* **Your instructions**
All lines containing the string "Vignette" must be copied from the entries.

Source records: Begin

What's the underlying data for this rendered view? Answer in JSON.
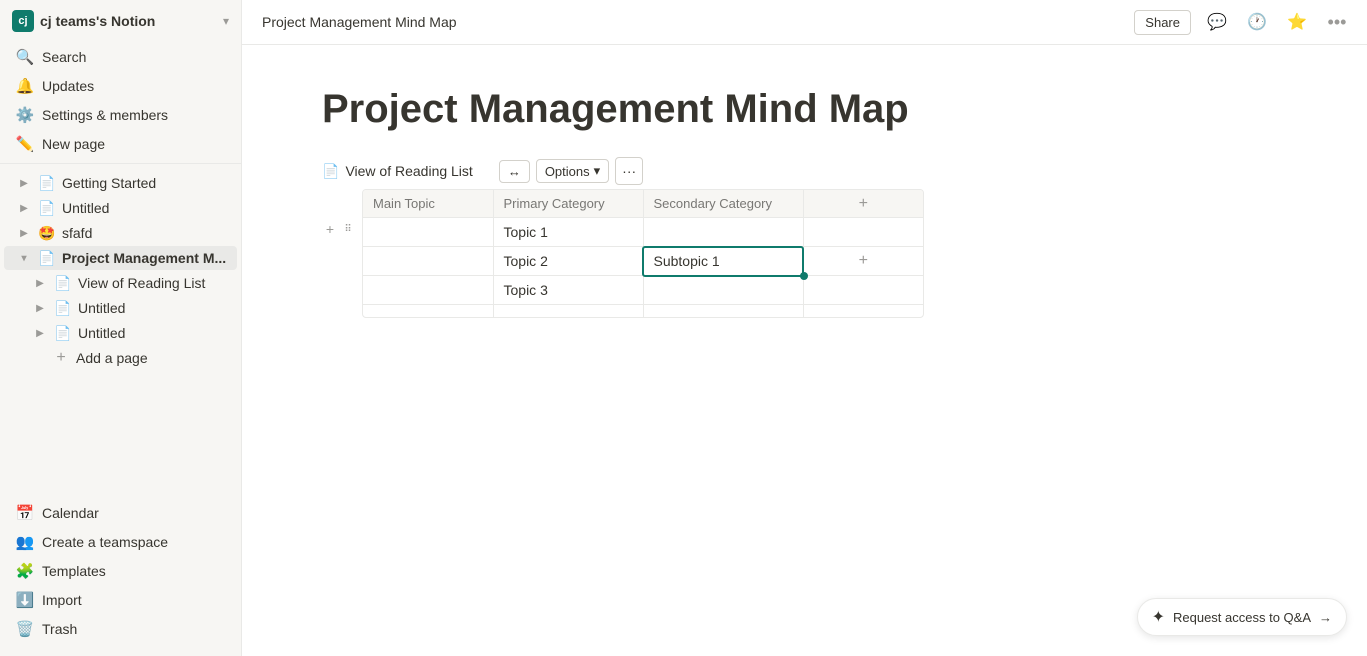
{
  "workspace": {
    "avatar_initials": "cj",
    "name": "cj teams's Notion",
    "avatar_bg": "#0f7b6c"
  },
  "sidebar": {
    "actions": [
      {
        "id": "search",
        "icon": "🔍",
        "label": "Search"
      },
      {
        "id": "updates",
        "icon": "🔔",
        "label": "Updates"
      },
      {
        "id": "settings",
        "icon": "⚙️",
        "label": "Settings & members"
      },
      {
        "id": "new-page",
        "icon": "✏️",
        "label": "New page"
      }
    ],
    "nav_items": [
      {
        "id": "getting-started",
        "icon": "📄",
        "label": "Getting Started",
        "indent": 0,
        "expanded": false
      },
      {
        "id": "untitled-1",
        "icon": "📄",
        "label": "Untitled",
        "indent": 0,
        "expanded": false
      },
      {
        "id": "sfafd",
        "icon": "🤩",
        "label": "sfafd",
        "indent": 0,
        "expanded": false
      },
      {
        "id": "project-mgmt",
        "icon": "📄",
        "label": "Project Management M...",
        "indent": 0,
        "expanded": true,
        "active": true
      },
      {
        "id": "view-reading-list",
        "icon": "📄",
        "label": "View of Reading List",
        "indent": 1,
        "expanded": false
      },
      {
        "id": "untitled-2",
        "icon": "📄",
        "label": "Untitled",
        "indent": 1,
        "expanded": false
      },
      {
        "id": "untitled-3",
        "icon": "📄",
        "label": "Untitled",
        "indent": 1,
        "expanded": false
      }
    ],
    "add_page_label": "Add a page",
    "bottom_items": [
      {
        "id": "calendar",
        "icon": "📅",
        "label": "Calendar"
      },
      {
        "id": "create-teamspace",
        "icon": "👥",
        "label": "Create a teamspace"
      },
      {
        "id": "templates",
        "icon": "🧩",
        "label": "Templates"
      },
      {
        "id": "import",
        "icon": "⬇️",
        "label": "Import"
      },
      {
        "id": "trash",
        "icon": "🗑️",
        "label": "Trash"
      }
    ]
  },
  "topbar": {
    "page_title": "Project Management Mind Map",
    "share_label": "Share",
    "icons": [
      "💬",
      "🕐",
      "⭐",
      "•••"
    ]
  },
  "page": {
    "heading": "Project Management Mind Map",
    "db_view": {
      "view_icon": "📄",
      "view_label": "View of Reading List",
      "options_label": "Options",
      "resize_icon": "↔",
      "more_icon": "···"
    },
    "table": {
      "columns": [
        {
          "id": "main-topic",
          "label": "Main Topic"
        },
        {
          "id": "primary-category",
          "label": "Primary Category"
        },
        {
          "id": "secondary-category",
          "label": "Secondary Category"
        }
      ],
      "rows": [
        {
          "id": "row-1",
          "main_topic": "",
          "primary_category": "Topic 1",
          "secondary_category": ""
        },
        {
          "id": "row-2",
          "main_topic": "",
          "primary_category": "Topic 2",
          "secondary_category": "Subtopic 1",
          "editing": true
        },
        {
          "id": "row-3",
          "main_topic": "",
          "primary_category": "Topic 3",
          "secondary_category": ""
        },
        {
          "id": "row-4",
          "main_topic": "",
          "primary_category": "",
          "secondary_category": ""
        }
      ]
    }
  },
  "request_access": {
    "label": "Request access to Q&A",
    "arrow": "→"
  }
}
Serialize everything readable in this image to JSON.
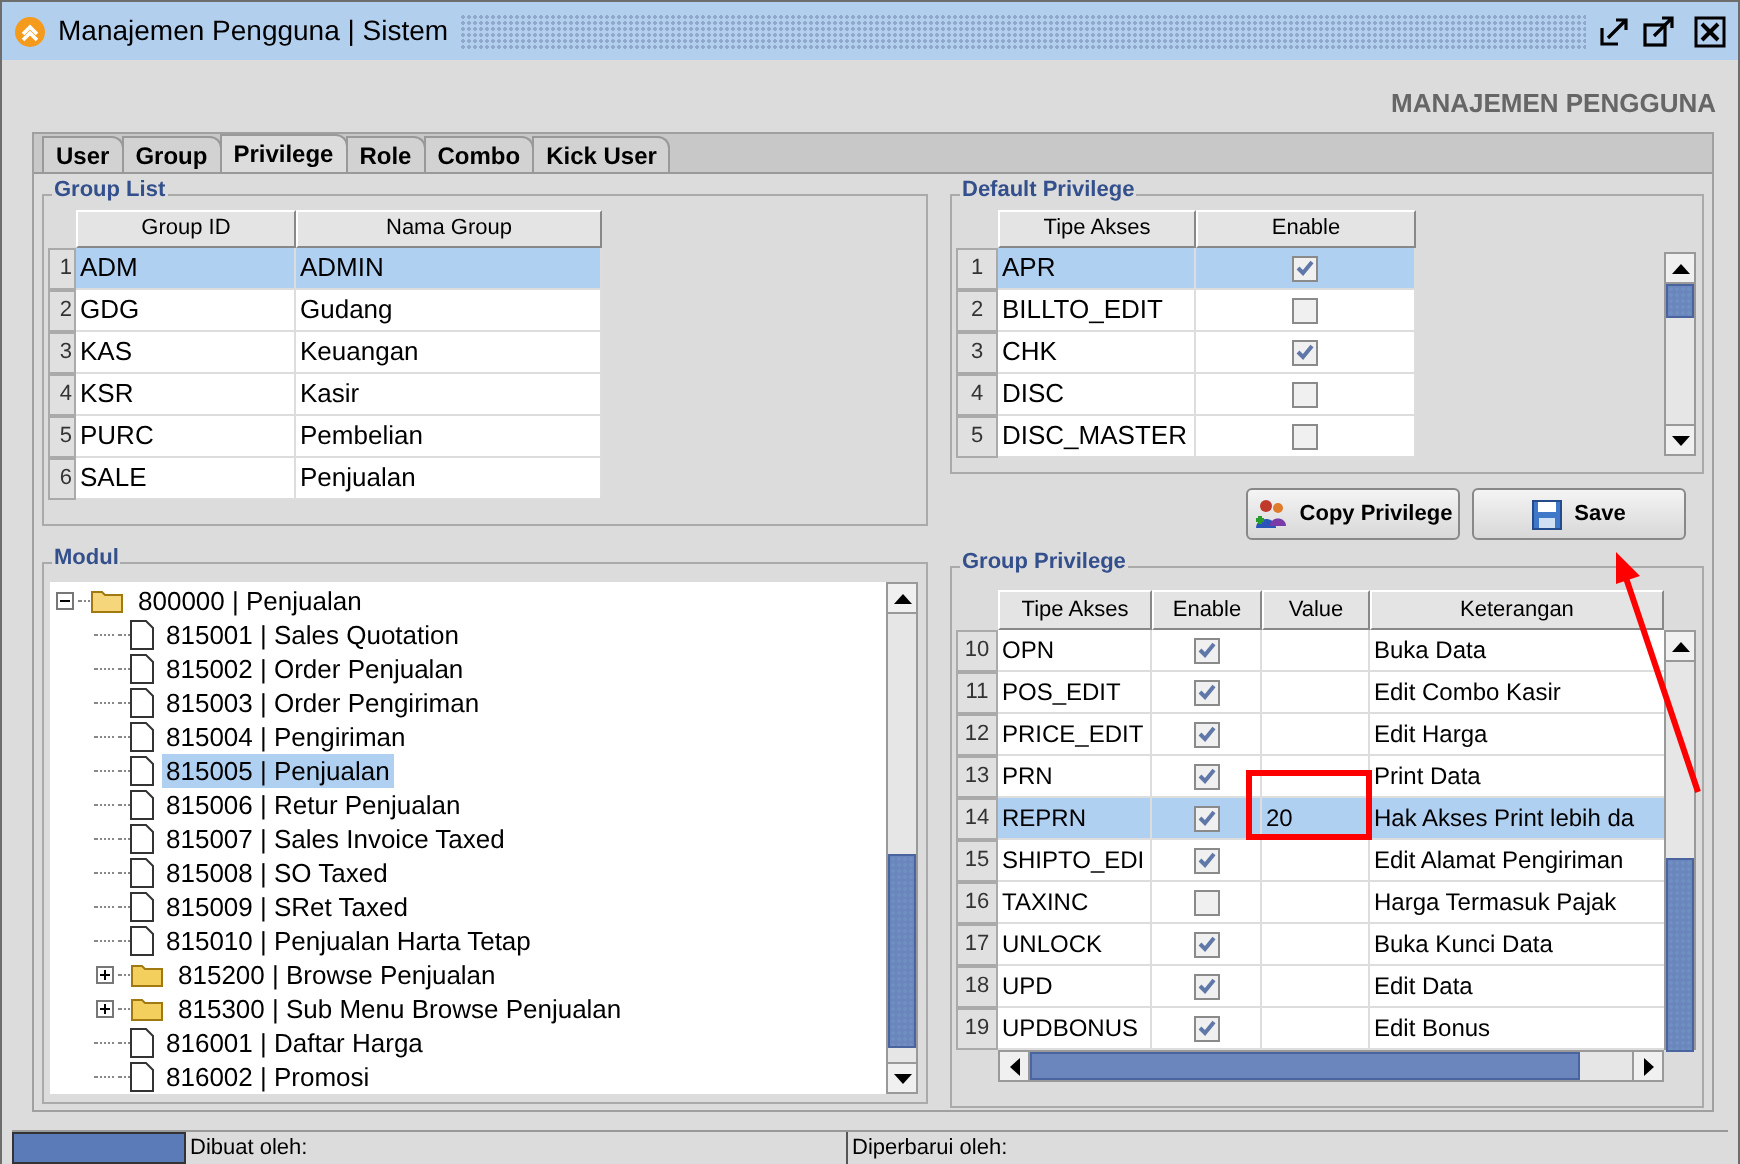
{
  "window": {
    "title": "Manajemen Pengguna | Sistem"
  },
  "heading": "MANAJEMEN PENGGUNA",
  "tabs": [
    {
      "label": "User",
      "selected": false
    },
    {
      "label": "Group",
      "selected": false
    },
    {
      "label": "Privilege",
      "selected": true
    },
    {
      "label": "Role",
      "selected": false
    },
    {
      "label": "Combo",
      "selected": false
    },
    {
      "label": "Kick User",
      "selected": false
    }
  ],
  "group_list": {
    "title": "Group List",
    "columns": [
      "Group ID",
      "Nama Group"
    ],
    "rows": [
      {
        "num": "1",
        "cells": [
          "ADM",
          "ADMIN"
        ],
        "selected": true
      },
      {
        "num": "2",
        "cells": [
          "GDG",
          "Gudang"
        ],
        "selected": false
      },
      {
        "num": "3",
        "cells": [
          "KAS",
          "Keuangan"
        ],
        "selected": false
      },
      {
        "num": "4",
        "cells": [
          "KSR",
          "Kasir"
        ],
        "selected": false
      },
      {
        "num": "5",
        "cells": [
          "PURC",
          "Pembelian"
        ],
        "selected": false
      },
      {
        "num": "6",
        "cells": [
          "SALE",
          "Penjualan"
        ],
        "selected": false
      }
    ]
  },
  "default_privilege": {
    "title": "Default Privilege",
    "columns": [
      "Tipe Akses",
      "Enable"
    ],
    "rows": [
      {
        "num": "1",
        "tipe": "APR",
        "enable": true,
        "selected": true
      },
      {
        "num": "2",
        "tipe": "BILLTO_EDIT",
        "enable": false,
        "selected": false
      },
      {
        "num": "3",
        "tipe": "CHK",
        "enable": true,
        "selected": false
      },
      {
        "num": "4",
        "tipe": "DISC",
        "enable": false,
        "selected": false
      },
      {
        "num": "5",
        "tipe": "DISC_MASTER",
        "enable": false,
        "selected": false
      }
    ]
  },
  "buttons": [
    {
      "label": "Copy Privilege",
      "kind": "copy"
    },
    {
      "label": "Save",
      "kind": "save"
    }
  ],
  "modul": {
    "title": "Modul",
    "tree": [
      {
        "label": "800000 | Penjualan",
        "kind": "folder",
        "expanded": true,
        "selected": false,
        "children": [
          {
            "label": "815001 | Sales Quotation",
            "kind": "file",
            "selected": false
          },
          {
            "label": "815002 | Order Penjualan",
            "kind": "file",
            "selected": false
          },
          {
            "label": "815003 | Order Pengiriman",
            "kind": "file",
            "selected": false
          },
          {
            "label": "815004 | Pengiriman",
            "kind": "file",
            "selected": false
          },
          {
            "label": "815005 | Penjualan",
            "kind": "file",
            "selected": true
          },
          {
            "label": "815006 | Retur Penjualan",
            "kind": "file",
            "selected": false
          },
          {
            "label": "815007 | Sales Invoice Taxed",
            "kind": "file",
            "selected": false
          },
          {
            "label": "815008 | SO Taxed",
            "kind": "file",
            "selected": false
          },
          {
            "label": "815009 | SRet Taxed",
            "kind": "file",
            "selected": false
          },
          {
            "label": "815010 | Penjualan Harta Tetap",
            "kind": "file",
            "selected": false
          },
          {
            "label": "815200 | Browse Penjualan",
            "kind": "folder",
            "expanded": false,
            "selected": false
          },
          {
            "label": "815300 | Sub Menu Browse Penjualan",
            "kind": "folder",
            "expanded": false,
            "selected": false
          },
          {
            "label": "816001 | Daftar Harga",
            "kind": "file",
            "selected": false
          },
          {
            "label": "816002 | Promosi",
            "kind": "file",
            "selected": false
          }
        ]
      }
    ]
  },
  "group_privilege": {
    "title": "Group Privilege",
    "columns": [
      "Tipe Akses",
      "Enable",
      "Value",
      "Keterangan"
    ],
    "rows": [
      {
        "num": "10",
        "tipe": "OPN",
        "enable": true,
        "value": "",
        "keterangan": "Buka Data",
        "selected": false
      },
      {
        "num": "11",
        "tipe": "POS_EDIT",
        "enable": true,
        "value": "",
        "keterangan": "Edit Combo Kasir",
        "selected": false
      },
      {
        "num": "12",
        "tipe": "PRICE_EDIT",
        "enable": true,
        "value": "",
        "keterangan": "Edit Harga",
        "selected": false
      },
      {
        "num": "13",
        "tipe": "PRN",
        "enable": true,
        "value": "",
        "keterangan": "Print Data",
        "selected": false
      },
      {
        "num": "14",
        "tipe": "REPRN",
        "enable": true,
        "value": "20",
        "keterangan": "Hak Akses Print lebih da",
        "selected": true
      },
      {
        "num": "15",
        "tipe": "SHIPTO_EDI",
        "enable": true,
        "value": "",
        "keterangan": "Edit Alamat Pengiriman",
        "selected": false
      },
      {
        "num": "16",
        "tipe": "TAXINC",
        "enable": false,
        "value": "",
        "keterangan": "Harga Termasuk Pajak",
        "selected": false
      },
      {
        "num": "17",
        "tipe": "UNLOCK",
        "enable": true,
        "value": "",
        "keterangan": "Buka Kunci Data",
        "selected": false
      },
      {
        "num": "18",
        "tipe": "UPD",
        "enable": true,
        "value": "",
        "keterangan": "Edit Data",
        "selected": false
      },
      {
        "num": "19",
        "tipe": "UPDBONUS",
        "enable": true,
        "value": "",
        "keterangan": "Edit Bonus",
        "selected": false
      }
    ]
  },
  "status_bar": {
    "created": "Dibuat oleh:",
    "updated": "Diperbarui oleh:"
  }
}
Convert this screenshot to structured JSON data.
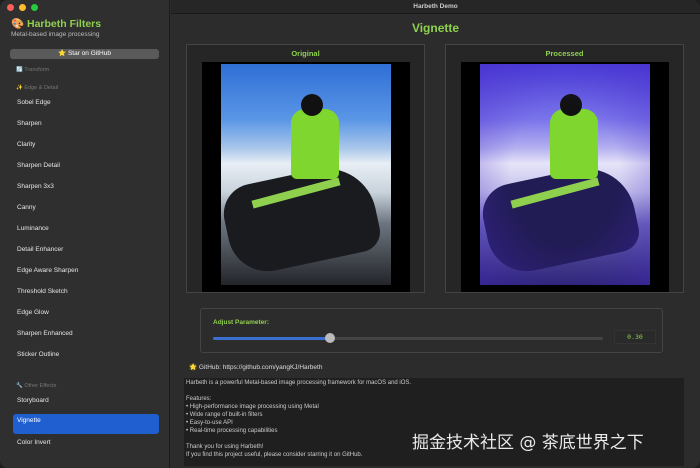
{
  "window": {
    "title": "Harbeth Demo"
  },
  "sidebar": {
    "app_title": "🎨 Harbeth Filters",
    "subtitle": "Metal-based image processing",
    "star_button": "⭐ Star on GitHub",
    "sections": [
      {
        "header": "🔄 Transform",
        "items": []
      },
      {
        "header": "✨ Edge & Detail",
        "items": [
          "Sobel Edge",
          "Sharpen",
          "Clarity",
          "Sharpen Detail",
          "Sharpen 3x3",
          "Canny",
          "Luminance",
          "Detail Enhancer",
          "Edge Aware Sharpen",
          "Threshold Sketch",
          "Edge Glow",
          "Sharpen Enhanced",
          "Sticker Outline"
        ]
      },
      {
        "header": "🔧 Other Effects",
        "items": [
          "Storyboard",
          "Vignette",
          "Color Invert"
        ]
      }
    ],
    "selected": "Vignette"
  },
  "main": {
    "title": "Vignette",
    "original_label": "Original",
    "processed_label": "Processed",
    "slider": {
      "label": "Adjust Parameter:",
      "value": 0.3,
      "value_text": "0.30",
      "min": 0,
      "max": 1
    },
    "github": "🌟 GitHub: https://github.com/yangKJ/Harbeth",
    "info_lines": [
      "Harbeth is a powerful Metal-based image processing framework for macOS and iOS.",
      "",
      "Features:",
      "• High-performance image processing using Metal",
      "• Wide range of built-in filters",
      "• Easy-to-use API",
      "• Real-time processing capabilities",
      "",
      "Thank you for using Harbeth!",
      "If you find this project useful, please consider starring it on GitHub."
    ]
  },
  "watermark": "掘金技术社区 @ 茶底世界之下",
  "colors": {
    "accent_green": "#8fd14f",
    "selection_blue": "#1f5fd0"
  }
}
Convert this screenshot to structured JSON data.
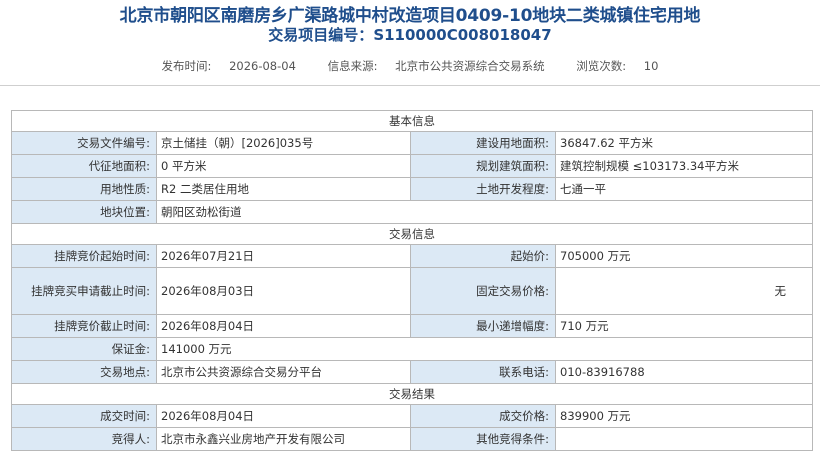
{
  "header": {
    "title": "北京市朝阳区南磨房乡广渠路城中村改造项目0409-10地块二类城镇住宅用地",
    "project_no_label": "交易项目编号：",
    "project_no": "S110000C008018047",
    "publish_label": "发布时间:",
    "publish_date": "2026-08-04",
    "source_label": "信息来源:",
    "source": "北京市公共资源综合交易系统",
    "views_label": "浏览次数:",
    "views": "10"
  },
  "basic": {
    "section": "基本信息",
    "doc_no_label": "交易文件编号:",
    "doc_no": "京土储挂（朝）[2026]035号",
    "build_area_label": "建设用地面积:",
    "build_area": "36847.62 平方米",
    "proxy_area_label": "代征地面积:",
    "proxy_area": "0 平方米",
    "plan_area_label": "规划建筑面积:",
    "plan_area": "建筑控制规模 ≤103173.34平方米",
    "use_label": "用地性质:",
    "use": "R2 二类居住用地",
    "dev_label": "土地开发程度:",
    "dev": "七通一平",
    "location_label": "地块位置:",
    "location": "朝阳区劲松街道"
  },
  "trade": {
    "section": "交易信息",
    "start_label": "挂牌竞价起始时间:",
    "start": "2026年07月21日",
    "start_price_label": "起始价:",
    "start_price": "705000 万元",
    "apply_end_label": "挂牌竞买申请截止时间:",
    "apply_end": "2026年08月03日",
    "fixed_price_label": "固定交易价格:",
    "fixed_price": "无",
    "bid_end_label": "挂牌竞价截止时间:",
    "bid_end": "2026年08月04日",
    "increment_label": "最小递增幅度:",
    "increment": "710 万元",
    "deposit_label": "保证金:",
    "deposit": "141000 万元",
    "venue_label": "交易地点:",
    "venue": "北京市公共资源综合交易分平台",
    "phone_label": "联系电话:",
    "phone": "010-83916788"
  },
  "result": {
    "section": "交易结果",
    "deal_time_label": "成交时间:",
    "deal_time": "2026年08月04日",
    "deal_price_label": "成交价格:",
    "deal_price": "839900 万元",
    "winner_label": "竞得人:",
    "winner": "北京市永鑫兴业房地产开发有限公司",
    "other_label": "其他竞得条件:",
    "other": ""
  }
}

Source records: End

* **Output of the exercise**
          "Vignette",
    "selected": "Vignette"
    "title": "Vignette",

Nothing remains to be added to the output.